The “Talmudic Wizard of Amsterdam” -- William Levy -- has got “a word flurry going…under the heading ‘Solidarity with McVeigh?’” in Exquisite Corpse’s Corpse Cafe. Mr Levy writes “As the countdown continues, it might be interesting to hear (see) some comments on his dramatic propaganda of the deed. Here's my shot:
WHAT CAUSES PURPLE?
If only advocates of
Would support gun
And gun slingers
defend free speech.
They'd be a divnine
rifles and ridicule.
That's the stuff"
Bang Bono Bang:
Timothy James McVeigh
le nouveau avant
He goes on to quote Blaise Cendrars whose play, Gilles de Rais appears (translated by Mark Spitzer) in the current issue of the Corpse: “One of my all-time favorite (fictive) stories of unbound (revolutionary) lust is from Blaise Cendrars’ Moravagine, the part about Mascha Uptschak--who like me is a Litvak. In that same chapter Cendrars claims: ‘Art, religions, doctrines, laws and immortality itself are nothing but weapons invented by men to resist the universal prestige of women. Alas, these vain attempts are and always will be without the slightest effect, for woman triumphs over all abstractions.’”
ANARCHY IN SHANGHAI 06/05/2001
A couple of months ago, we drew your attention to Wei Hui’s novel, Shanghai Baby which had just been published in France. It hits the bookshops in England (published by Constable & Robinson) on June 28. Wei Hui is 27. Her sex, drugs and rock’n’roll novel was banned 18 months ago along with her four, previously-published collections of short stories. 40,000 copies of the book were publicly burned by the authorities and her publisher was closed down. Since then some 13m copies have been distributed throughout the country on the underground circuit!
TROCCHI ON FILM 06/04/2001
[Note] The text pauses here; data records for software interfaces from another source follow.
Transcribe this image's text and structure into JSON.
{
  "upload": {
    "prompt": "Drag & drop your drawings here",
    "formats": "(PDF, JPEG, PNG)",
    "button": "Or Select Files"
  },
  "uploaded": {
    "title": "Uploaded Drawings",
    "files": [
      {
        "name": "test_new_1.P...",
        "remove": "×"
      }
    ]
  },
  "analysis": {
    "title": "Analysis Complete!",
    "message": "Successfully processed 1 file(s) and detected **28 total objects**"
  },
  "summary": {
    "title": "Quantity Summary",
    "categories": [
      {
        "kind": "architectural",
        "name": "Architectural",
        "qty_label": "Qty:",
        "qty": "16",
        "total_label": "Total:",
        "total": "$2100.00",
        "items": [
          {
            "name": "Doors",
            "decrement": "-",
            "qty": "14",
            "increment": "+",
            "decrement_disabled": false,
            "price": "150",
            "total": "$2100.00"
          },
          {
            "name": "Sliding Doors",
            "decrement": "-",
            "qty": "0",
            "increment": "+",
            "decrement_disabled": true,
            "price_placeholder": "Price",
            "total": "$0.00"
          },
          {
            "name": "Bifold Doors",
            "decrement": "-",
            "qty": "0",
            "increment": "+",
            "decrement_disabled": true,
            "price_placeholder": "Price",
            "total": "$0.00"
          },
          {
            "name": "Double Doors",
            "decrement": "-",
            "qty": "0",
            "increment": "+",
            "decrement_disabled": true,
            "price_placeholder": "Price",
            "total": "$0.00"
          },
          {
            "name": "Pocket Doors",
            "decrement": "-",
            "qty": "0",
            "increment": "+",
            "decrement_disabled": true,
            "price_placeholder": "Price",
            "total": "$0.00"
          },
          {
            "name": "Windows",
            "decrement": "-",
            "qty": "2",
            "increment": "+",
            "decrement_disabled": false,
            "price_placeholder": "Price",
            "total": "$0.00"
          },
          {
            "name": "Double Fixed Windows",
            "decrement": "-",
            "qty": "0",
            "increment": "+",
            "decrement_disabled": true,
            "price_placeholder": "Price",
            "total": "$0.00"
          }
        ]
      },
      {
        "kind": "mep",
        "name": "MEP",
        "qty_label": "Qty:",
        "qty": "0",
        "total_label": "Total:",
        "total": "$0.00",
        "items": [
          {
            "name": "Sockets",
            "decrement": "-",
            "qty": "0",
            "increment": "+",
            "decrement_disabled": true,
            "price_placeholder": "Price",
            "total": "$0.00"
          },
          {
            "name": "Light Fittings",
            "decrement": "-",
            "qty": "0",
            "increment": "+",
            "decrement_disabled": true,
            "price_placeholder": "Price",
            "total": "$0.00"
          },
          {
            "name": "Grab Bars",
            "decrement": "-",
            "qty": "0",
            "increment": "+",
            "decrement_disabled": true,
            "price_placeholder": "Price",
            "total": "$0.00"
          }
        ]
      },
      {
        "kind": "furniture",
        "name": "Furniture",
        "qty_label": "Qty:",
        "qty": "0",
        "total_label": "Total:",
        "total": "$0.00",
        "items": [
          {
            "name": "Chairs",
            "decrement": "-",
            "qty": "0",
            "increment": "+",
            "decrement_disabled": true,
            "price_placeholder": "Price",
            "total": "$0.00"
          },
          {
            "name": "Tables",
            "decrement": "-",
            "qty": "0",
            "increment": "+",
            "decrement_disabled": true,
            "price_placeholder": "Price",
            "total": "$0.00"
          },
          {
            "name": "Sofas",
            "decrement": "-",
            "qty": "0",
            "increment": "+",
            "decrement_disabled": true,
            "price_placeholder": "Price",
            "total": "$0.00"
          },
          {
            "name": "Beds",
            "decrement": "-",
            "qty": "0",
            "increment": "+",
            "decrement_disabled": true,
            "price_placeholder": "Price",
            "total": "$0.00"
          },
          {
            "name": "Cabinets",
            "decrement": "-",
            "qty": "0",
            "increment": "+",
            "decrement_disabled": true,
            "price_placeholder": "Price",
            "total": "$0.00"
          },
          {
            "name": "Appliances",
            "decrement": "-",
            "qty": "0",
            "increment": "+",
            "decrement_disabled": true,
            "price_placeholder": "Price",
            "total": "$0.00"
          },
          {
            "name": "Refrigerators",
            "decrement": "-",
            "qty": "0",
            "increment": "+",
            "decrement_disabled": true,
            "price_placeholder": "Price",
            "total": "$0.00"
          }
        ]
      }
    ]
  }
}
Scottish actor Ewan McGregor who starred in the film version of Trainspotting is to appear in David MacKenzie’s adaptation of Alexander Trocchi’s cult classic Young Adam. Trocchi was born in Glasgow in 1925 and died in 1984. He mixed with people like Allen Ginsberg, William Burroughs, Jean Genet and Samuel Beckett and is often considered as a Scottish existentialist or beat. Canongate, who publish his works, write that Trocchi gained “notoriety in Britain for his open approach to drugs, pornography and prostitution.” Young Adam, published in 1957, was Trocchi’s first novel. It was compared to Camus’ The Outsider.